ASSIGNED TASK:
Only a number is wanted: the count of lines in this listing that contain "name".

DATASET CONTENT:
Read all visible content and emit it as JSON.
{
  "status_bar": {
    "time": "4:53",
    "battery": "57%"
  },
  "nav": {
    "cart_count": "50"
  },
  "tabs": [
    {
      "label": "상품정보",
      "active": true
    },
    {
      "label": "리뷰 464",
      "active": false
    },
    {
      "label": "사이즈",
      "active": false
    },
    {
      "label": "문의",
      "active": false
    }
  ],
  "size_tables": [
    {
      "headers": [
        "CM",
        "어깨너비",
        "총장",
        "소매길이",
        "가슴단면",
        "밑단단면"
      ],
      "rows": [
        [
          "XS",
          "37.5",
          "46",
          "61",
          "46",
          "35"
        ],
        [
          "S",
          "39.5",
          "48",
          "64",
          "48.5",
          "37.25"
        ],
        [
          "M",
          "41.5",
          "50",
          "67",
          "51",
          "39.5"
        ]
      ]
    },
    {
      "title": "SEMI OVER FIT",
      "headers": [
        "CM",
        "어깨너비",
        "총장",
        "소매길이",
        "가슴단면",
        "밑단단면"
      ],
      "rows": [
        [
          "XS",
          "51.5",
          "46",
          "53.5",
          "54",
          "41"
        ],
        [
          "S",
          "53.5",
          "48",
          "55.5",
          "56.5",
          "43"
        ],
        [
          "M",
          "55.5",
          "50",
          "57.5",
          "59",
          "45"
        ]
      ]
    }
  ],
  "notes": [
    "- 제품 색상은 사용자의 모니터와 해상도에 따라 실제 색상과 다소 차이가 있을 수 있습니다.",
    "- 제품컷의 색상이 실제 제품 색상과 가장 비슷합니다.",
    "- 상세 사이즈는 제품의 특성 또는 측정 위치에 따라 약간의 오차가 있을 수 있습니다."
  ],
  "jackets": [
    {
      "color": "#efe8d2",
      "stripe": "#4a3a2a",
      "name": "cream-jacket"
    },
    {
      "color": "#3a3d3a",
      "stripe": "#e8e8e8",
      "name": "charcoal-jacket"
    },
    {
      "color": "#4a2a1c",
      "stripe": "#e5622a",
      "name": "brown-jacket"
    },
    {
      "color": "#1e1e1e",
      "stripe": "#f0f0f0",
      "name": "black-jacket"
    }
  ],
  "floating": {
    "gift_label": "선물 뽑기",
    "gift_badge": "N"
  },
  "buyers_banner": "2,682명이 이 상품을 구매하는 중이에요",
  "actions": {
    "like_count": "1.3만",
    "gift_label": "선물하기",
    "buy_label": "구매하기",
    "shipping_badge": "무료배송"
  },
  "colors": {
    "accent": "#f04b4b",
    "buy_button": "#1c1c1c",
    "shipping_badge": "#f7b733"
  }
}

FINAL ANSWER:
4